“The whole day essentially has a huge cloud over it now,” Hogan said. “It’s such a sad thing that an exuberant day has be overshadowed by such a tragic event.”
Reports of other Centre County residents who ran the marathon Monday were still coming in as of press time.
Cali said he was in a “state of shock” afterward as the alarmed NVRC runners tried to contact each other.
“We all thought we were just running a marathon,” he said. “You’re tired and you have a sense of accomplishment. It’s really the last thing you expect to happen.”
Domico had run in the past 10 marathons for CVIM until an injury this year kept him in State College. He said the marathon is special, “the closest thing to the Olympics a normal person will experience,” because of the enthusiastic crowds and passionate volunteers.
“It’s just heartbreaking that somebody would take advantage of the situation and pull something like this,” he said.
Tom Rhoads, a Bellefonte native living in Vermont who has run the Boston Marathon, agreed that the spectators and volunteers distinguish the race.
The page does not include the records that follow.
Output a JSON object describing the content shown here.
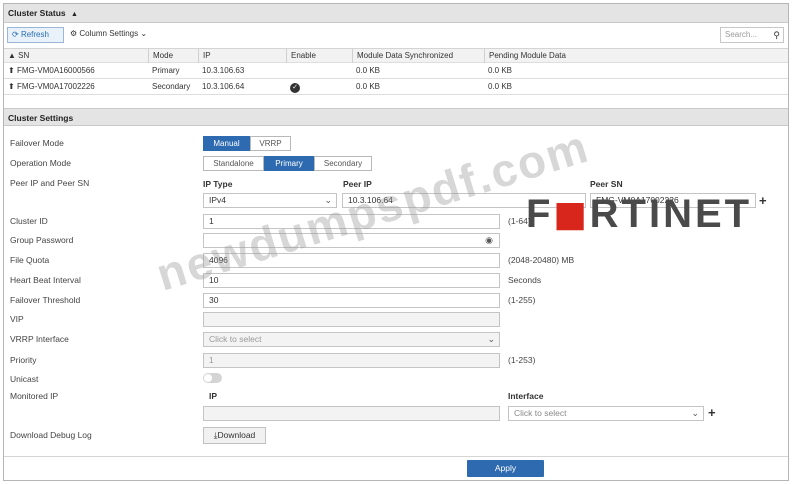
{
  "cluster_status": {
    "title": "Cluster Status",
    "title_icon": "arrow-up-icon",
    "toolbar": {
      "refresh_label": "Refresh",
      "column_settings_label": "Column Settings",
      "search_placeholder": "Search..."
    },
    "columns": [
      "SN",
      "Mode",
      "IP",
      "Enable",
      "Module Data Synchronized",
      "Pending Module Data"
    ],
    "rows": [
      {
        "sn": "FMG-VM0A16000566",
        "mode": "Primary",
        "ip": "10.3.106.63",
        "enable": "",
        "synced": "0.0 KB",
        "pending": "0.0 KB"
      },
      {
        "sn": "FMG-VM0A17002226",
        "mode": "Secondary",
        "ip": "10.3.106.64",
        "enable": "check",
        "synced": "0.0 KB",
        "pending": "0.0 KB"
      }
    ]
  },
  "cluster_settings": {
    "title": "Cluster Settings",
    "failover_mode": {
      "label": "Failover Mode",
      "options": [
        "Manual",
        "VRRP"
      ],
      "selected": "Manual"
    },
    "operation_mode": {
      "label": "Operation Mode",
      "options": [
        "Standalone",
        "Primary",
        "Secondary"
      ],
      "selected": "Primary"
    },
    "peer": {
      "label": "Peer IP and Peer SN",
      "ip_type_header": "IP Type",
      "peer_ip_header": "Peer IP",
      "peer_sn_header": "Peer SN",
      "ip_type_value": "IPv4",
      "peer_ip_value": "10.3.106.64",
      "peer_sn_value": "FMG-VM0A17002226"
    },
    "cluster_id": {
      "label": "Cluster ID",
      "value": "1",
      "hint": "(1-64)"
    },
    "group_password": {
      "label": "Group Password",
      "value": ""
    },
    "file_quota": {
      "label": "File Quota",
      "value": "4096",
      "hint": "(2048-20480) MB"
    },
    "heart_beat": {
      "label": "Heart Beat Interval",
      "value": "10",
      "hint": "Seconds"
    },
    "failover_threshold": {
      "label": "Failover Threshold",
      "value": "30",
      "hint": "(1-255)"
    },
    "vip": {
      "label": "VIP",
      "value": ""
    },
    "vrrp_interface": {
      "label": "VRRP Interface",
      "placeholder": "Click to select"
    },
    "priority": {
      "label": "Priority",
      "value": "1",
      "hint": "(1-253)"
    },
    "unicast": {
      "label": "Unicast",
      "enabled": false
    },
    "monitored_ip": {
      "label": "Monitored IP",
      "ip_header": "IP",
      "interface_header": "Interface",
      "interface_placeholder": "Click to select"
    },
    "debug_log": {
      "label": "Download Debug Log",
      "button_label": "Download"
    },
    "apply_label": "Apply"
  },
  "watermark": "newdumpspdf.com",
  "brand_logo": {
    "prefix": "F",
    "red": "◼",
    "suffix": "RTINET",
    "colors": {
      "text": "#4a4a4a",
      "accent": "#d9261c"
    }
  },
  "colors": {
    "accent": "#2d6ab0",
    "header_bg": "#e4e4e4"
  }
}
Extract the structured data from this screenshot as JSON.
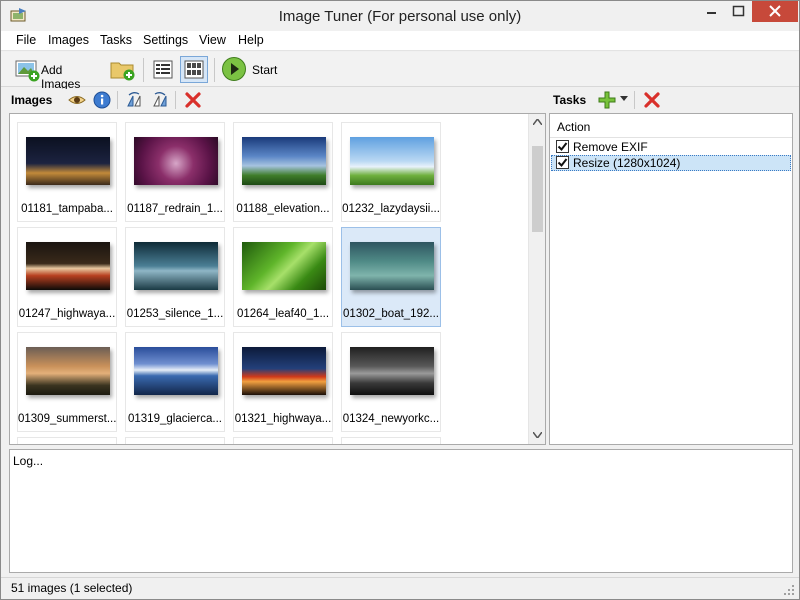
{
  "window": {
    "title": "Image Tuner (For personal use only)"
  },
  "menu": [
    "File",
    "Images",
    "Tasks",
    "Settings",
    "View",
    "Help"
  ],
  "toolbar": {
    "add_images_label": "Add Images",
    "start_label": "Start"
  },
  "images_pane": {
    "title": "Images",
    "items": [
      {
        "name": "01181_tampaba...",
        "selected": false
      },
      {
        "name": "01187_redrain_1...",
        "selected": false
      },
      {
        "name": "01188_elevation...",
        "selected": false
      },
      {
        "name": "01232_lazydaysii...",
        "selected": false
      },
      {
        "name": "01247_highwaya...",
        "selected": false
      },
      {
        "name": "01253_silence_1...",
        "selected": false
      },
      {
        "name": "01264_leaf40_1...",
        "selected": false
      },
      {
        "name": "01302_boat_192...",
        "selected": true
      },
      {
        "name": "01309_summerst...",
        "selected": false
      },
      {
        "name": "01319_glacierca...",
        "selected": false
      },
      {
        "name": "01321_highwaya...",
        "selected": false
      },
      {
        "name": "01324_newyorkc...",
        "selected": false
      }
    ]
  },
  "tasks_pane": {
    "title": "Tasks",
    "column_header": "Action",
    "items": [
      {
        "label": "Remove EXIF",
        "checked": true,
        "selected": false
      },
      {
        "label": "Resize (1280x1024)",
        "checked": true,
        "selected": true
      }
    ]
  },
  "log": {
    "placeholder": "Log..."
  },
  "status": {
    "text": "51 images (1 selected)"
  },
  "colors": {
    "close_button": "#c7493a",
    "selection": "#dbe9f8",
    "accent_green": "#3aa321",
    "delete_red": "#d9302b"
  }
}
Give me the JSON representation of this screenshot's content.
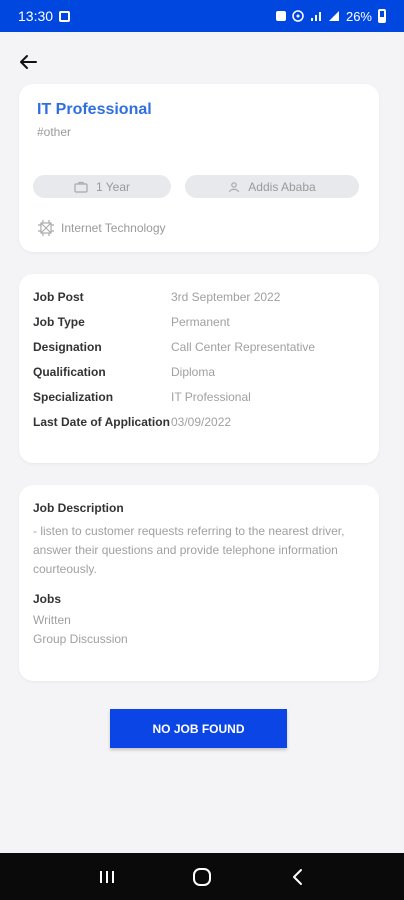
{
  "status_bar": {
    "time": "13:30",
    "battery": "26%"
  },
  "job": {
    "title": "IT Professional",
    "tag": "#other",
    "experience": "1 Year",
    "location": "Addis Ababa",
    "industry": "Internet Technology"
  },
  "details": [
    {
      "label": "Job Post",
      "value": "3rd  September 2022"
    },
    {
      "label": "Job Type",
      "value": "Permanent"
    },
    {
      "label": "Designation",
      "value": "Call Center Representative"
    },
    {
      "label": "Qualification",
      "value": "Diploma"
    },
    {
      "label": "Specialization",
      "value": "IT Professional"
    },
    {
      "label": "Last Date of Application",
      "value": "03/09/2022"
    }
  ],
  "description": {
    "heading": "Job Description",
    "text": "- listen to customer requests referring to the nearest driver, answer their questions and provide telephone information courteously.",
    "jobs_heading": "Jobs",
    "jobs": [
      "Written",
      "Group Discussion"
    ]
  },
  "cta_label": "NO JOB FOUND",
  "colors": {
    "accent": "#0b45e6",
    "title": "#2f6fe0",
    "status_bar": "#0047e0"
  }
}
The year he ran, he remembers, two women with their children insisted on carrying his bags to his hotel.
“I can’t help but think of how kind those people were to me,” Rhoads said. “For me it makes the deaths and injuries feel personal.”
In light of the attacks, Penn State will evaluate the security of upcoming athletic events on campus, such as the Jeremy Herbstritt Memorial 5K on Tuesday and the Special Olympics Beaver Stadium Run on Sunday, said Penn State spokeswoman Lisa Powers.
“This is on our radar screen, as it is for most of America,” she wrote in an email.
Like many, Domico can’t fathom why someone planted the bombs.
“All we know is it’s a tragedy, and we have good people hurt.”